The best of the Real Beauty campaign and how you can replicate it
To date, Dove’s Real Beauty campaign has been seen in around 110 countries, so this is a great strategy to use as inspiration. What matters to your consumers? Dove focused on a real problem concerning its key demographic and turned it into something positive, which not only helped women feel better about themselves, but also reflected positively on the brand.
Back in the USA of the 1960s, car consumers wanted big motors, not little Volkswagen Beetles. But Volkswagen handled this setback by playing into its audience’s hands. It created banners and newspaper ads with lots of white space to highlight the compact feature of its vehicles. So, when other car brands were packing their ads from border to border with copy, colour and imagery; Volkswagen stood apart from the crowd and was noticed for its ingenuity and honesty — its cars were small, and that’s what it told you.
The best of the Think Small campaign and how you can replicate it
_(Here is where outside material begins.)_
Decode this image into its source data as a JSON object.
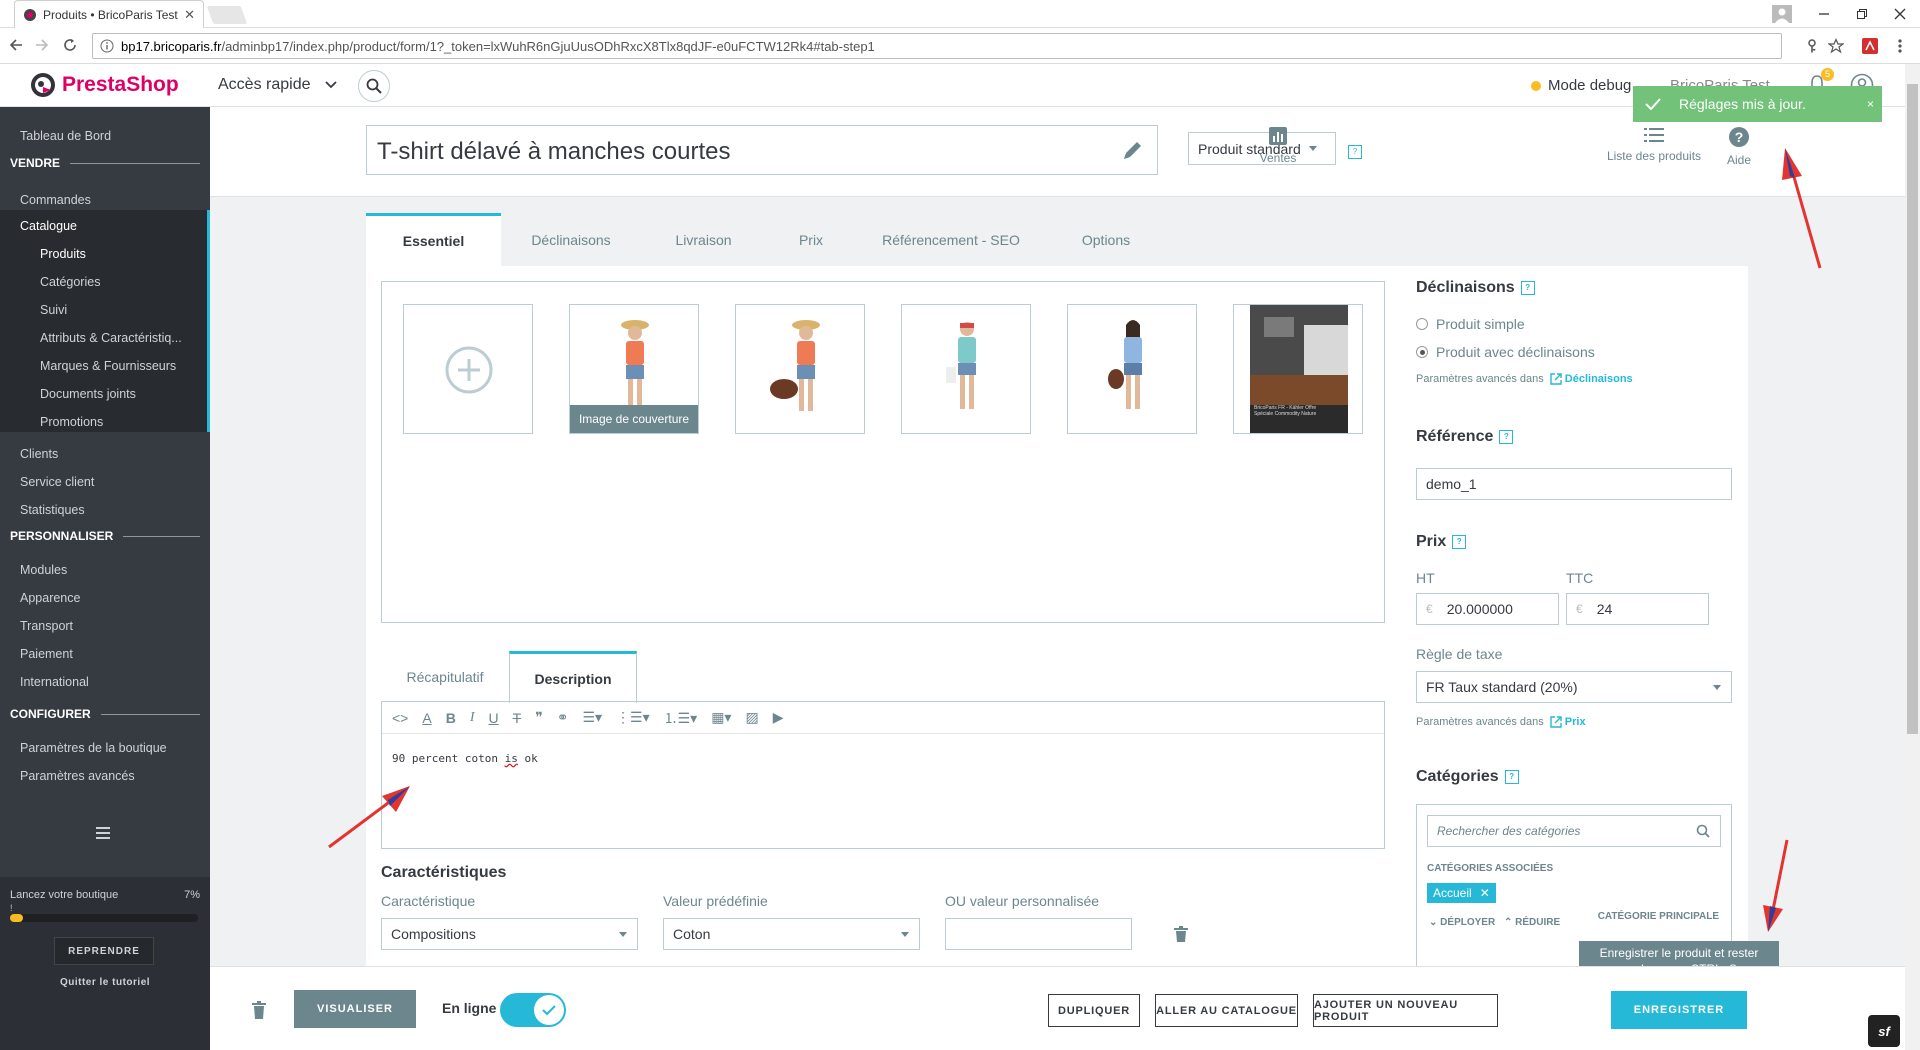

While other brands try and cover up their products’ perceived negatives, why not embrace and capitalise on yours like Volkswagen? Advertising is believed by many to put an unrealistic spin on reality to sell its customer a dream, so any brand that focuses on honesty is sure to achieve credibility.
Nike is famous for the Just Do It tagline — but this slogan has actually been around for 30 years. Searching for something that would grab attention, the Nike people behind the campaign,came up with ‘Just Do It’ in 1988 and soon, sales were soaring.
This famous slogan was soon seen on outdoor banners and billboards everywhere. Why? Because it was clear, brief and evoked a response. Can’t be bothered to run? Just do it. Don’t think you can handle an hour at the gym? Just do it. Within ten years of its launch, the campaign had boosted Nike sales from $800 million to $9.2 billion — all due to a tagline thought up in around 20 minutes.
The best of the Just Do It campaign and how you can replicate it
The Just Do It strategy would be nothing without the slogan. Although seen on various banners depicting images of sports people performing multiple exercises, the tagline was what resonated with consumers. Invest in print marketing to give your slogan the longevity it might not get on an online ad.Concentrate on a solid slogan — that encapsulates your brand and speaks directly to your core audience — and build out from there.
It’s a common misconception in marketing that you have to think of something crazy and out-there to stand out. However, vodka brand, Absolut, shows us that this is not the case. Fundamentally, this strategy consisted of banners, billboards and ads portraying an Absolut bottle outline in various real images. This included a Christmas advert depicting a woman carrying stacks of gifts in a bottle formation (tagline: ‘Absolut 24th’) and an aerial shot of NYC’s Central Park shown with an added section at the top to create a bottle neck and cap shape (tagline: ‘Absolut Manhattan’).
This idea brought profits for the brand for around 50 years. Before it, the brand had less than 3% of the vodka market in the US and by the end, its name was on the label of half of all the country’s imported vodka.
The best of the Absolut campaign and how you can replicate it
Nothing brings originality like looking at what makes your company and its products/services special. Really look at your range and see how you can incorporate the feel, look and shape of it into your campaign. Large outdoor banners and billboards offer the opportunity to capitalise on colours, textures and silhouettes to turn something simple into something intriguing. So, pick your brand apart and diversify what you have.